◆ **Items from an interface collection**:
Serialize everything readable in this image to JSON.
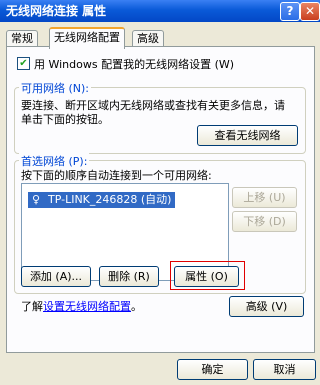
{
  "window": {
    "title": "无线网络连接 属性"
  },
  "tabs": [
    "常规",
    "无线网络配置",
    "高级"
  ],
  "use_windows": {
    "checked": true,
    "label": "用 Windows 配置我的无线网络设置 (W)"
  },
  "available": {
    "legend": "可用网络 (N):",
    "desc_line1": "要连接、断开区域内无线网络或查找有关更多信息，请",
    "desc_line2": "单击下面的按钮。",
    "view_button": "查看无线网络"
  },
  "preferred": {
    "legend": "首选网络 (P):",
    "desc": "按下面的顺序自动连接到一个可用网络:",
    "networks": [
      "TP-LINK_246828 (自动)"
    ],
    "move_up": "上移 (U)",
    "move_down": "下移 (D)",
    "add": "添加 (A)...",
    "remove": "删除 (R)",
    "properties": "属性 (O)"
  },
  "learn": {
    "prefix": "了解",
    "link": "设置无线网络配置",
    "suffix": "。"
  },
  "advanced_button": "高级 (V)",
  "footer": {
    "ok": "确定",
    "cancel": "取消"
  }
}
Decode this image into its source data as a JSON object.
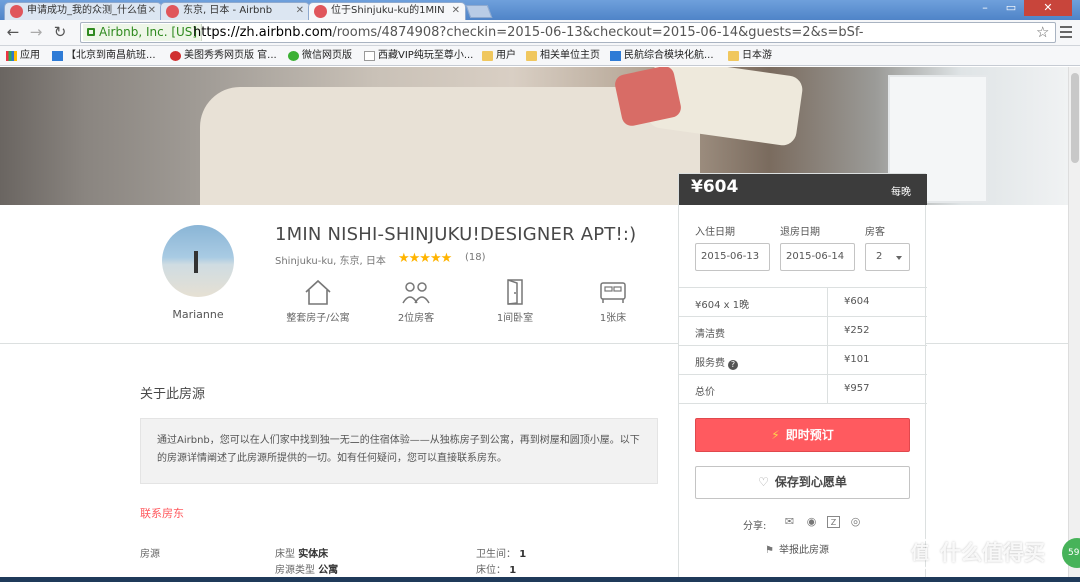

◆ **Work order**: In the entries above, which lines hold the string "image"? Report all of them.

◆ **Exercise solution**:
Serialize everything readable in this image to JSON.
Decode this image into its source data as a JSON object.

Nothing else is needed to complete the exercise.